A protest came from Japan immediately: „The relationship between countries can only exist if international promises are kept,“ said Premier Shinzo Abe on the announcement from South Korea. Japanese Foreign Minister Takeo Akiba cited the South Korean Ambassador to himself.
The Foundation was part of a controversial agreement between Japan’s Prime Minister Shinzo Abe and South Korea’s former President Park Geun Hye in 2015.
Tokyo agreed to pay around 7.8 million euros, which flowed into a fund from which the Victims of sexual enslavement by the Japanese military during the Second World War should be compensated.
The agreement is controversial because, in return, South Korea pledged not to make any further claims or blame for Japan on the mass forced prostitution of thousands of women. The agreement between Japan and South Korea was described by both governments as „definitive and irreversible“ when the foundation was established.
Protesters outside the Japanese embassy in Seoul demand official compensation for the „comfort women“

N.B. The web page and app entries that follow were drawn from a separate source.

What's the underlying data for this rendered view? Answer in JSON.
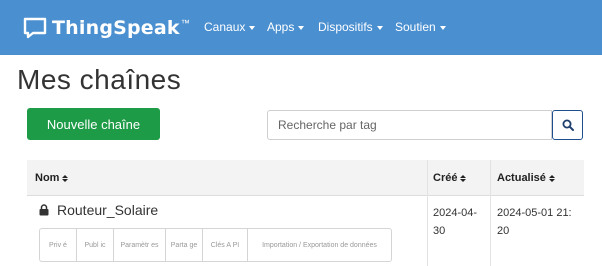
{
  "brand": {
    "name": "ThingSpeak",
    "tm": "™"
  },
  "nav": {
    "items": [
      {
        "label": "Canaux"
      },
      {
        "label": "Apps"
      },
      {
        "label": "Dispositifs"
      },
      {
        "label": "Soutien"
      }
    ]
  },
  "page": {
    "title": "Mes chaînes"
  },
  "toolbar": {
    "new_channel_label": "Nouvelle chaîne",
    "search_placeholder": "Recherche par tag"
  },
  "table": {
    "headers": {
      "name": "Nom",
      "created": "Créé",
      "updated": "Actualisé"
    },
    "rows": [
      {
        "name": "Routeur_Solaire",
        "created_line1": "2024-04-",
        "created_line2": "30",
        "updated_line1": "2024-05-01 21:",
        "updated_line2": "20",
        "tabs": [
          "Priv é",
          "Publ ic",
          "Paramètr es",
          "Parta ge",
          "Clés A PI",
          "Importation / Exportation de données"
        ]
      }
    ]
  },
  "colors": {
    "navbar": "#4a8fd0",
    "primary_button": "#1e9b47"
  },
  "icons": {
    "brand": "chat-bubble-icon",
    "search": "search-icon",
    "lock": "lock-icon",
    "sort": "sort-icon",
    "dropdown": "caret-down-icon"
  }
}
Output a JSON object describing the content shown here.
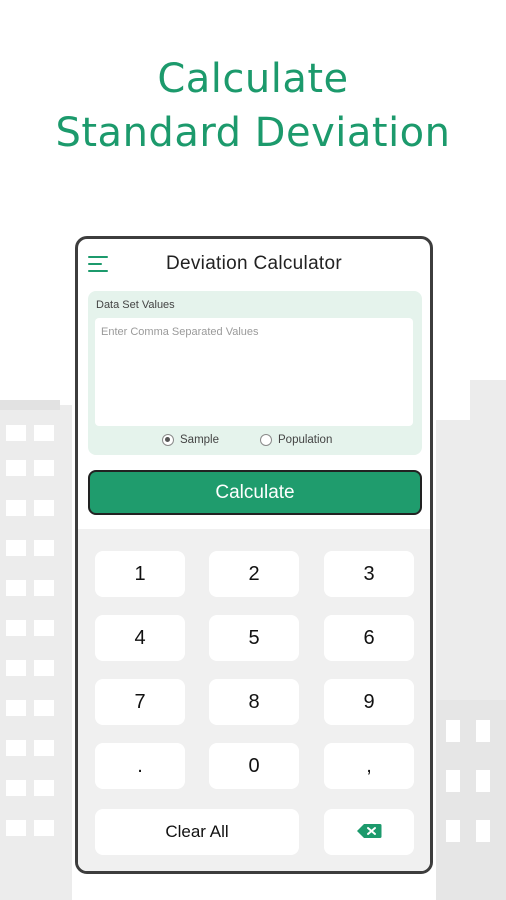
{
  "headline": {
    "line1": "Calculate",
    "line2": "Standard Deviation"
  },
  "app": {
    "title": "Deviation Calculator",
    "menu_icon": "hamburger-menu-icon"
  },
  "input": {
    "label": "Data Set Values",
    "placeholder": "Enter Comma Separated Values",
    "value": ""
  },
  "mode": {
    "options": [
      {
        "label": "Sample",
        "selected": true
      },
      {
        "label": "Population",
        "selected": false
      }
    ]
  },
  "calculate_label": "Calculate",
  "keypad": {
    "keys": [
      "1",
      "2",
      "3",
      "4",
      "5",
      "6",
      "7",
      "8",
      "9",
      ".",
      "0",
      ","
    ],
    "clear_label": "Clear All",
    "backspace_icon": "backspace-icon"
  },
  "colors": {
    "accent": "#1c9a6c",
    "button": "#1f9c6d",
    "card_bg": "#e5f3ec",
    "keypad_bg": "#f0f0f0"
  }
}
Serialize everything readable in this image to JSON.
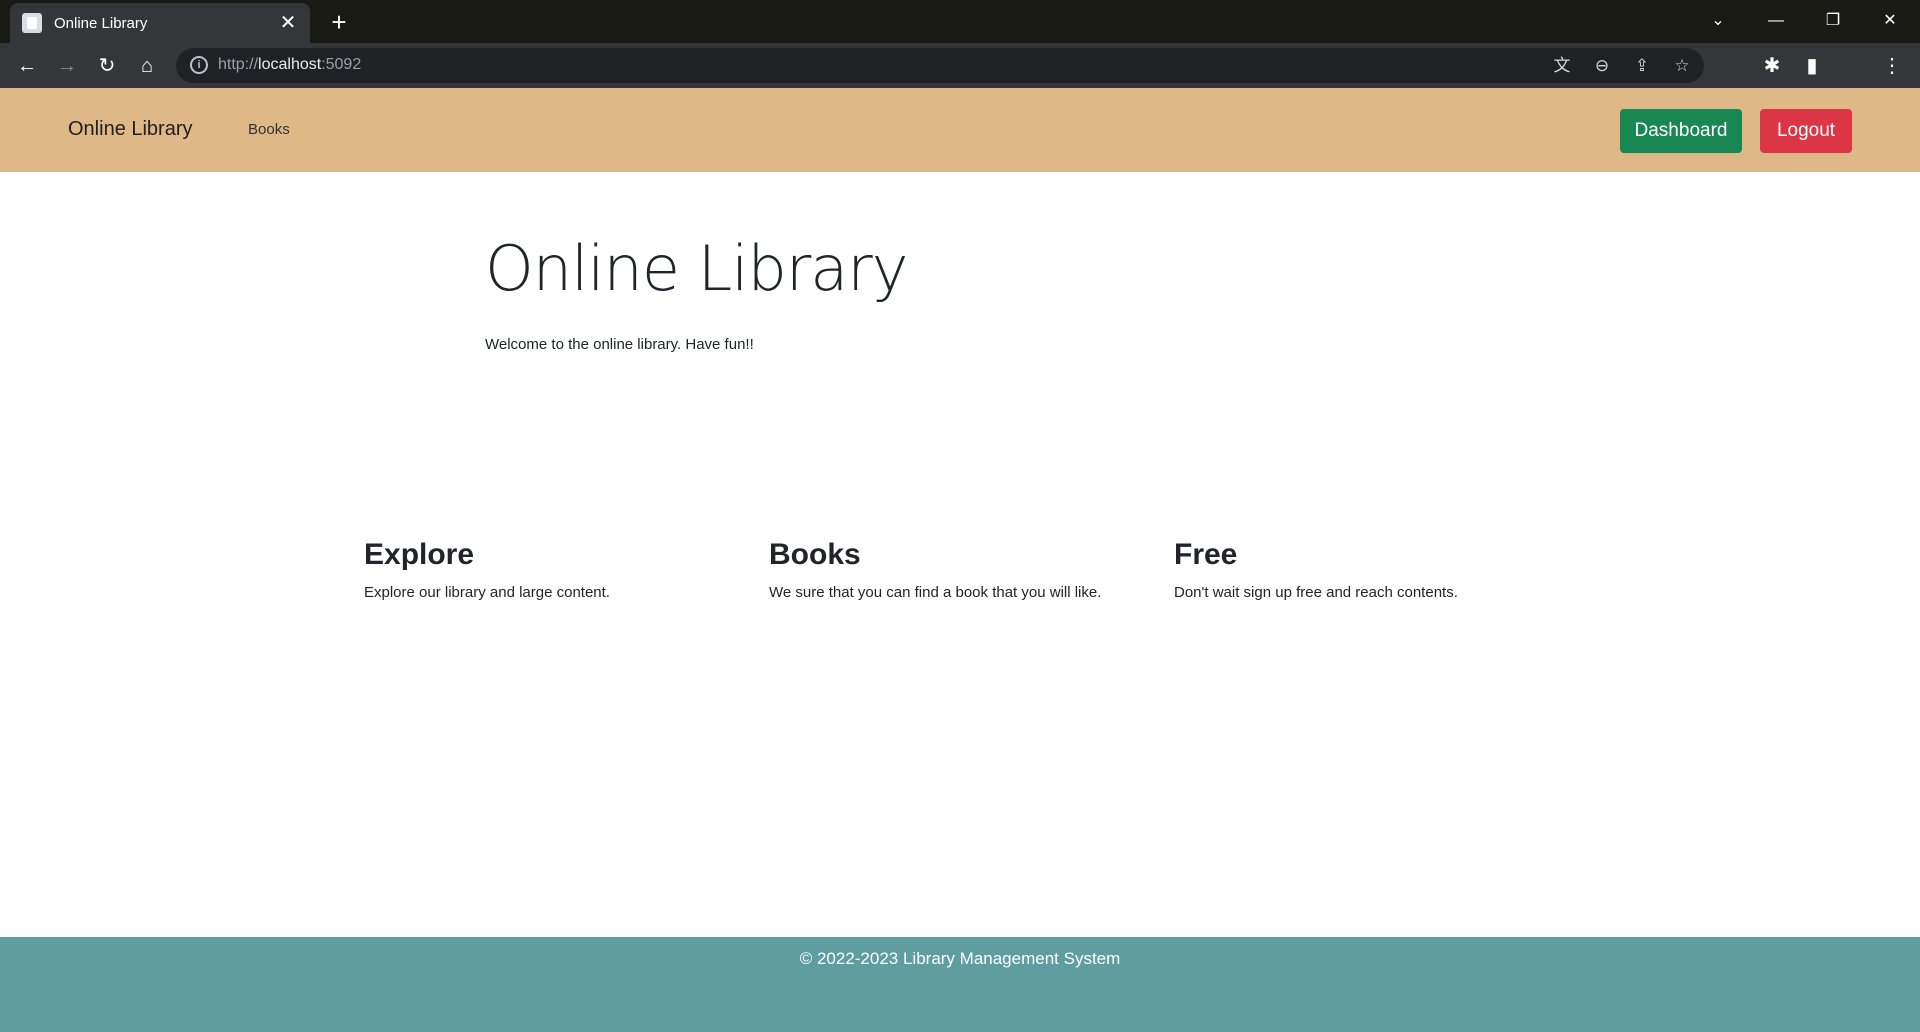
{
  "browser": {
    "tab_title": "Online Library",
    "tab_close": "✕",
    "new_tab": "+",
    "url_scheme": "http://",
    "url_host": "localhost",
    "url_port": ":5092",
    "window_controls": {
      "tab_search": "⌄",
      "minimize": "—",
      "restore": "❐",
      "close": "✕"
    },
    "toolbar_icons": {
      "back": "←",
      "forward": "→",
      "reload": "↻",
      "home": "⌂",
      "translate": "文",
      "zoom": "⊖",
      "share": "⇪",
      "bookmark": "☆",
      "extensions": "✱",
      "side_panel": "▮",
      "menu": "⋮"
    }
  },
  "navbar": {
    "brand": "Online Library",
    "links": [
      "Books"
    ],
    "dashboard_label": "Dashboard",
    "logout_label": "Logout",
    "background_color": "#deb887",
    "dashboard_color": "#198754",
    "logout_color": "#dc3545"
  },
  "hero": {
    "title": "Online Library",
    "subtitle": "Welcome to the online library. Have fun!!"
  },
  "features": [
    {
      "title": "Explore",
      "text": "Explore our library and large content."
    },
    {
      "title": "Books",
      "text": "We sure that you can find a book that you will like."
    },
    {
      "title": "Free",
      "text": "Don't wait sign up free and reach contents."
    }
  ],
  "footer": {
    "text": "© 2022-2023 Library Management System",
    "background_color": "#5f9ea0"
  }
}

The current Seoul government of President Moon Jae In has repeatedly questioned the treaty, however, as it would not adequately acknowledge the fates of those affected. South Korea once again demanded that Japan officially apologize to former prostitutes on the first official day of remembrance for „comfort women“ on August 14 this year. It was about restoring „the dignity and honor of the victims,“ said the head of state.
Denial of the „dark past“
According to historians, an estimated 200,000 girls and women forced the Japanese military to sex in front brothels in Korea, China, Thailand, Myanmar, the Philippines, Indonesia, and Taiwan between 1937 and 1945. Not only has South Korea been calling for an official apology from the Japanese government for decades, but also human rights organizations such as the Society for Threatened Peoples (GfbV) criticize the „gloomy past“ being denied and not worked up.
The historical dispute has burdened the relations of both countries for decades. It is expected that the one-sided dissolution of the Foundation will reignite the diplomatic dispute. Of the promised equivalent of around € 7.8 million, almost half were paid out to 34 victims and another 58 surviving families. According to the Seoul Ministry of Foreign Affairs, they will work with the Japanese government to discuss how the dissolution of the foundation should be financially regulated.